The current aim is to improve the depth and clarity of the wing markings, improve the contrast in the bulls-eye spots and try to improve the depth of body colour. I find that the body colour does tend to pale in the Blue-Grey series birds in general. There are a fair number of exceptions to this statement that are seen on the bench but the introduction of Opaline and Cinnamon have, in my opinion, been the major factor in reducing the intensity of body colour and the clarity of Spangle markings.
Using Cinnamon Spangles
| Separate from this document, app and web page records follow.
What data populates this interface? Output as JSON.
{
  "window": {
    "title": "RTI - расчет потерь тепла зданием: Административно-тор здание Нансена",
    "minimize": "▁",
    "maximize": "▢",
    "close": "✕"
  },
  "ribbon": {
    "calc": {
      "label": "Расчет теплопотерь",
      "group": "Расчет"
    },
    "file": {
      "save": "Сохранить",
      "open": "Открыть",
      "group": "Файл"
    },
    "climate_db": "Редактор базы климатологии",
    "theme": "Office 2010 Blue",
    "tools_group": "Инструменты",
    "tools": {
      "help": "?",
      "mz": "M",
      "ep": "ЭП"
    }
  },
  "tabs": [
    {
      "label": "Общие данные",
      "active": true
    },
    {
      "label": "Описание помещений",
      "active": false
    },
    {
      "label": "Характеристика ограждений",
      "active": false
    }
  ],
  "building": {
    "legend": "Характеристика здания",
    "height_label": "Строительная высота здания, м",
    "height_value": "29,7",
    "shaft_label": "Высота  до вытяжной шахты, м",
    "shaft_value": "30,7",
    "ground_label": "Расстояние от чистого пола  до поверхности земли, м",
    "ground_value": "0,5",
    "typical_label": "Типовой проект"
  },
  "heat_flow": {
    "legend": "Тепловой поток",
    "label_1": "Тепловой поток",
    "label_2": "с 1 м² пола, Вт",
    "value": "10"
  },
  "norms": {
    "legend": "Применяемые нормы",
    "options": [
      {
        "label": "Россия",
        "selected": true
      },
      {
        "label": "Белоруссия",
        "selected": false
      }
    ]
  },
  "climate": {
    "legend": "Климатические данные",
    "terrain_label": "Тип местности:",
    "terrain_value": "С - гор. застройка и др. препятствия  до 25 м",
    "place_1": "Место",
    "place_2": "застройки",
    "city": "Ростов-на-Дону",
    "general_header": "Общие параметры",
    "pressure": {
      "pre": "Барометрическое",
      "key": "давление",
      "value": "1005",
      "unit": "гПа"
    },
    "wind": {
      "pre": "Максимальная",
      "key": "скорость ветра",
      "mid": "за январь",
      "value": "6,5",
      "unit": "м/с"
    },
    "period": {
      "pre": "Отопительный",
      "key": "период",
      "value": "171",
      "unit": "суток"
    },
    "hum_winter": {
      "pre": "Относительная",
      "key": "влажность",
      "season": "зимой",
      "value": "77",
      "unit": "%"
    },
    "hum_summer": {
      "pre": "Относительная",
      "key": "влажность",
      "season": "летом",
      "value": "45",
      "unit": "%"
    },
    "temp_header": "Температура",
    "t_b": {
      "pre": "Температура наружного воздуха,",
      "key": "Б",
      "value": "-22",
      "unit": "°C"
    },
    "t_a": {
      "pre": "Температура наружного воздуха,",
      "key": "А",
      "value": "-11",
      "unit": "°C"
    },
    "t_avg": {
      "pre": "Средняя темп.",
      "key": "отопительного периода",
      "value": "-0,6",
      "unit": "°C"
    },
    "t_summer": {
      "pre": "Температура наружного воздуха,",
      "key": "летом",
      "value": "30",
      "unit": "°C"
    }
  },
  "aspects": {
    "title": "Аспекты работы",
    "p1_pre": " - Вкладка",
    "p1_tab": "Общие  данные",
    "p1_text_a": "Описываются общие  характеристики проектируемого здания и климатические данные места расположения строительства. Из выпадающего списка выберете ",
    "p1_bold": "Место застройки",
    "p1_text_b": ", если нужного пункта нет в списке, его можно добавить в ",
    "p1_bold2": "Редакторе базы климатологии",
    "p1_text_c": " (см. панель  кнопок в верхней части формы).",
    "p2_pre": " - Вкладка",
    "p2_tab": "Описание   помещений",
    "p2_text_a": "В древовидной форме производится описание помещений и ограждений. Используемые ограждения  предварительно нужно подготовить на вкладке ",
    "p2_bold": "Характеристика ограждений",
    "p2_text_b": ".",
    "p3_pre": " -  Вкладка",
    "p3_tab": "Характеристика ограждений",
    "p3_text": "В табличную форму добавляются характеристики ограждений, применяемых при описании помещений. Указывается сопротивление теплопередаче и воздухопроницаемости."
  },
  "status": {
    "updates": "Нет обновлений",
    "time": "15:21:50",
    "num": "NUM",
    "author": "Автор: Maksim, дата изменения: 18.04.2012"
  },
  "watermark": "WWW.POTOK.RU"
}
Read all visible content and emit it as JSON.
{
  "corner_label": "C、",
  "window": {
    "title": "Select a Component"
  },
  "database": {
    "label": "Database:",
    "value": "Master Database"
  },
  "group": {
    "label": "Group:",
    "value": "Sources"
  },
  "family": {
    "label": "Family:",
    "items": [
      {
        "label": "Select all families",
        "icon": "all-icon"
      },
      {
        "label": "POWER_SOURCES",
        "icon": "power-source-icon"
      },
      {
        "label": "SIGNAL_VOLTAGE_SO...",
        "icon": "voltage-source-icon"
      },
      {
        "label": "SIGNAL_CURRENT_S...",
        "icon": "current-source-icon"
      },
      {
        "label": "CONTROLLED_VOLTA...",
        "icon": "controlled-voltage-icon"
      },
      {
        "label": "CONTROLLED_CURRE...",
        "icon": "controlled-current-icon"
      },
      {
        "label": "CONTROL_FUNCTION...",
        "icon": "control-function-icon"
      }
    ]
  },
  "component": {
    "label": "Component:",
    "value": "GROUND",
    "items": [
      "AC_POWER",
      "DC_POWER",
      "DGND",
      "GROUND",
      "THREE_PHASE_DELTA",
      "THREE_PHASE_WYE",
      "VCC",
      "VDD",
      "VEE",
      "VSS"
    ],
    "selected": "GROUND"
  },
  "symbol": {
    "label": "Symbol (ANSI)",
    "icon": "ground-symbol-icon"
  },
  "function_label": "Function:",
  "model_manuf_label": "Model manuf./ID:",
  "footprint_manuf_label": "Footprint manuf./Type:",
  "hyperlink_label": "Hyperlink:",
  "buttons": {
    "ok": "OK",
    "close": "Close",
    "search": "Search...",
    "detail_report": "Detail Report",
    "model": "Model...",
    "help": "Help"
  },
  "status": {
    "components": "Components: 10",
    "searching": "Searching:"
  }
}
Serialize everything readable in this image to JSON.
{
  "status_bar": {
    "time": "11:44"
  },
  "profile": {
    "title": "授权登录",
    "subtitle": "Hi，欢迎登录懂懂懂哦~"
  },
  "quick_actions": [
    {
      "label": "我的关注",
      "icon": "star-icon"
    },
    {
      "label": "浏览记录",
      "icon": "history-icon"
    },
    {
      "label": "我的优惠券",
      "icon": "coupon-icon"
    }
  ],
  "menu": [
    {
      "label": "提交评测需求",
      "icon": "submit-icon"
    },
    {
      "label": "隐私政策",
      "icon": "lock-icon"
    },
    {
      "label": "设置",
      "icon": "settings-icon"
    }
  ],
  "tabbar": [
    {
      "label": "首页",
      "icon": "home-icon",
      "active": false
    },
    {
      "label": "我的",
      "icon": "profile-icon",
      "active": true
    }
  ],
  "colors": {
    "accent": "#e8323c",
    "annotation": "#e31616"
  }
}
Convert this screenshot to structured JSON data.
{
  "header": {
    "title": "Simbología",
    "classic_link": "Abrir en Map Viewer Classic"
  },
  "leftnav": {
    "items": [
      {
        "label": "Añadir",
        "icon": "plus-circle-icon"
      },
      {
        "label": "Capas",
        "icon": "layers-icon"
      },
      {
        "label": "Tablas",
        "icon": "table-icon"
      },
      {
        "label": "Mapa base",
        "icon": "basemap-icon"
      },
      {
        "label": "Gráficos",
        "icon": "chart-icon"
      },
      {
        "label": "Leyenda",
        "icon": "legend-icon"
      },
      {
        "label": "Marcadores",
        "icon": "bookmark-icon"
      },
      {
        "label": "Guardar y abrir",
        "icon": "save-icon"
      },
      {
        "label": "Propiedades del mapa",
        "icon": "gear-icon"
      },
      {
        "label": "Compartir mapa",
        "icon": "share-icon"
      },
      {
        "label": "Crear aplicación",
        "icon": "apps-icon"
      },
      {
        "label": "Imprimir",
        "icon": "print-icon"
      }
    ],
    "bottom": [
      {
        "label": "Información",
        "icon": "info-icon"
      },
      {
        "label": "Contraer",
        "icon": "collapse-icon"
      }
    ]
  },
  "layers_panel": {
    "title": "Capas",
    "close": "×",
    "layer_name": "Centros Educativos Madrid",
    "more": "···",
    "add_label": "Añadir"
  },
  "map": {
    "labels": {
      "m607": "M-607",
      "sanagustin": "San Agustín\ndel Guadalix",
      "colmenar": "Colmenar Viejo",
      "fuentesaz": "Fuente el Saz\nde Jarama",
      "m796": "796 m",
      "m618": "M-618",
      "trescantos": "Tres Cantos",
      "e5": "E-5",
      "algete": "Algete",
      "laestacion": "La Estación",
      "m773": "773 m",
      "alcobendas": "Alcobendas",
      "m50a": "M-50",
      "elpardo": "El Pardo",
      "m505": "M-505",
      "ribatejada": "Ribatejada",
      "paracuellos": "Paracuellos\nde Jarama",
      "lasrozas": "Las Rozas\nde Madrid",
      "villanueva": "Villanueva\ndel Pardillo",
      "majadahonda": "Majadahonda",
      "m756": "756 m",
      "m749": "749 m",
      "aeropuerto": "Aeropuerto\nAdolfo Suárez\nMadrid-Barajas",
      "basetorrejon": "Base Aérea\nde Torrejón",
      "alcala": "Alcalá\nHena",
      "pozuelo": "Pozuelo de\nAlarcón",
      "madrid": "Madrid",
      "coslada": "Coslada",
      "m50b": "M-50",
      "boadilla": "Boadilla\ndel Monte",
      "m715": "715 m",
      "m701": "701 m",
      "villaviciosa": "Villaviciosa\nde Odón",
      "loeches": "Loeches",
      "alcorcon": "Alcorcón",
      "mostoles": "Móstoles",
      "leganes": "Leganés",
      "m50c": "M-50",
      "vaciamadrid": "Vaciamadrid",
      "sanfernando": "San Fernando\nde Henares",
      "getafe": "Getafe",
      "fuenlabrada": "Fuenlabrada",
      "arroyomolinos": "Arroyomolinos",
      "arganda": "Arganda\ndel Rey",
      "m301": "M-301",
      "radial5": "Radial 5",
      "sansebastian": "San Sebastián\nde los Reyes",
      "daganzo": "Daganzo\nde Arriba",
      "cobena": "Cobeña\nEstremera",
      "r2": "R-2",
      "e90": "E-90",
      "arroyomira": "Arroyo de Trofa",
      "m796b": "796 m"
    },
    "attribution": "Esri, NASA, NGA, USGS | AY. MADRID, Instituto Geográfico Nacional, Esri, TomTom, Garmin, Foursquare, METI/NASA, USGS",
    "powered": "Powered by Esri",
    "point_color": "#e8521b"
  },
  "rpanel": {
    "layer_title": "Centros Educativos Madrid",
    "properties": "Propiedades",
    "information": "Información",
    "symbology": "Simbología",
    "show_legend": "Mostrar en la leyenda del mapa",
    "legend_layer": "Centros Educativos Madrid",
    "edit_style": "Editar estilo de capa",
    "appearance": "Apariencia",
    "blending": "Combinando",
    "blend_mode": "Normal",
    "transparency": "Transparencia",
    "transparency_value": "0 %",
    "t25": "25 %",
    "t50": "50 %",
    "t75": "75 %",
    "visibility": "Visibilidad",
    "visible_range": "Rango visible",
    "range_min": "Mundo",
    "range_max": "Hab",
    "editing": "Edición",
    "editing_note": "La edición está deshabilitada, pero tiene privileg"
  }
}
Just to prove that I dont practice what I preach all the time, the Cobalt Spangle hen that has produced most of my best Spangle cocks is a Cinnamon and this year she was paired to her Skyblue grandson. His father, (her son) was naturally split Cinnamon and, paired to non Cinnamon hen produced cocks that may or may not be split Cinnamon themselves, 50/50 is the expected averages. Well this pairing produced 5 young, 2 Spangle Cinnamons, 1 cock 1 hen, 1 Cinnamon hen, 1 Spangle Opaline hen, 1 Opaline Grey hen and 1 Spangle normal hen. I just put it down to the law of averages and waited for a Light Green brother to produce me some Light Green hens. Well 6 Cinnamon Light Greens and 2 Light Greens later I am still waiting for the law of averages to swing in my favour, true he was paired to a good Cinnamon Light Green hen but I wanted 4 of each at worst, not at best. Incidentally this Spangle hen whilst not outstanding is as good as her mother and will be paired back to a Grey from the original Grey line. I am becoming increasingly impatient to commence this years breeding and looking forward to a season of shows, hopefully, with plenty of Spangles to exhibit.
There have been some wonderful Spangles in the recent past from Bill and Chris Heales then from Frank Silva and a number of other worthy winners seen at the Club Show. I cant think of another variety that has had such an impact and achieved such quality in the last 50 years of budgerigar breeding.